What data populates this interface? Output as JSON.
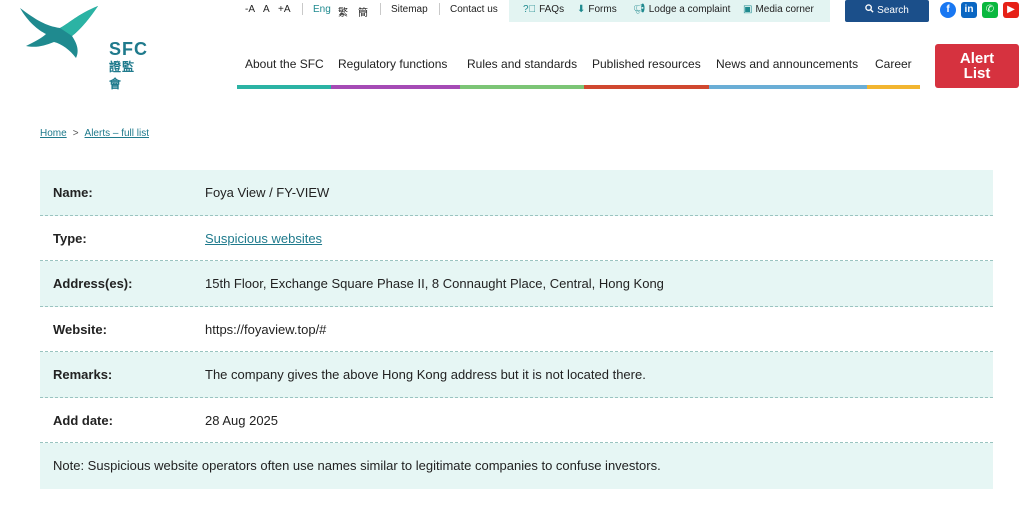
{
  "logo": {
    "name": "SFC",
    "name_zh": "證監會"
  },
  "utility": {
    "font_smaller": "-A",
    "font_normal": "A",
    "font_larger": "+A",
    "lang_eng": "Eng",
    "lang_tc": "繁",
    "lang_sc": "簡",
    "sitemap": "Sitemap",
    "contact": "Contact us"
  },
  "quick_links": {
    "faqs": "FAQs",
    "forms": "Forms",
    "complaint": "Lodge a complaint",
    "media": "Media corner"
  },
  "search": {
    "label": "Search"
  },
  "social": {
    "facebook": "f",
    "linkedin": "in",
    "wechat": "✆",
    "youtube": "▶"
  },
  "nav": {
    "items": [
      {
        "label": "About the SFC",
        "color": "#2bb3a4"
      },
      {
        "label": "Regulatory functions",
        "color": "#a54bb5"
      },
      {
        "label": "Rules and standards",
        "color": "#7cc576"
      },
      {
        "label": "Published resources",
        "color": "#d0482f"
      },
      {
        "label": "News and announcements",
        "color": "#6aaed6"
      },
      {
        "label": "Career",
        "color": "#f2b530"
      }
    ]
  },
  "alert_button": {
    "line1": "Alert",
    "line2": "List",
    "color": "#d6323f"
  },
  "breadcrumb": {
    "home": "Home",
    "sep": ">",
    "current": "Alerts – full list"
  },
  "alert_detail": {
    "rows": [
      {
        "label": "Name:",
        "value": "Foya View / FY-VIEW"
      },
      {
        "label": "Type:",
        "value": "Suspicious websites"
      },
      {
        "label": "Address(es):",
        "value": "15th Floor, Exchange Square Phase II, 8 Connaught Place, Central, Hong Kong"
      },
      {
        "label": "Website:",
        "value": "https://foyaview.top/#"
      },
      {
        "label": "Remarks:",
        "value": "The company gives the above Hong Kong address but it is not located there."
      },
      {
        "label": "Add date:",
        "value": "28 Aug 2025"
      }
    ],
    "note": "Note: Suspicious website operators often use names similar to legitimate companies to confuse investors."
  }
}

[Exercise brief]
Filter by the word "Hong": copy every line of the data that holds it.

[Completed exercise]
        "value": "15th Floor, Exchange Square Phase II, 8 Connaught Place, Central, Hong Kong"
        "value": "The company gives the above Hong Kong address but it is not located there."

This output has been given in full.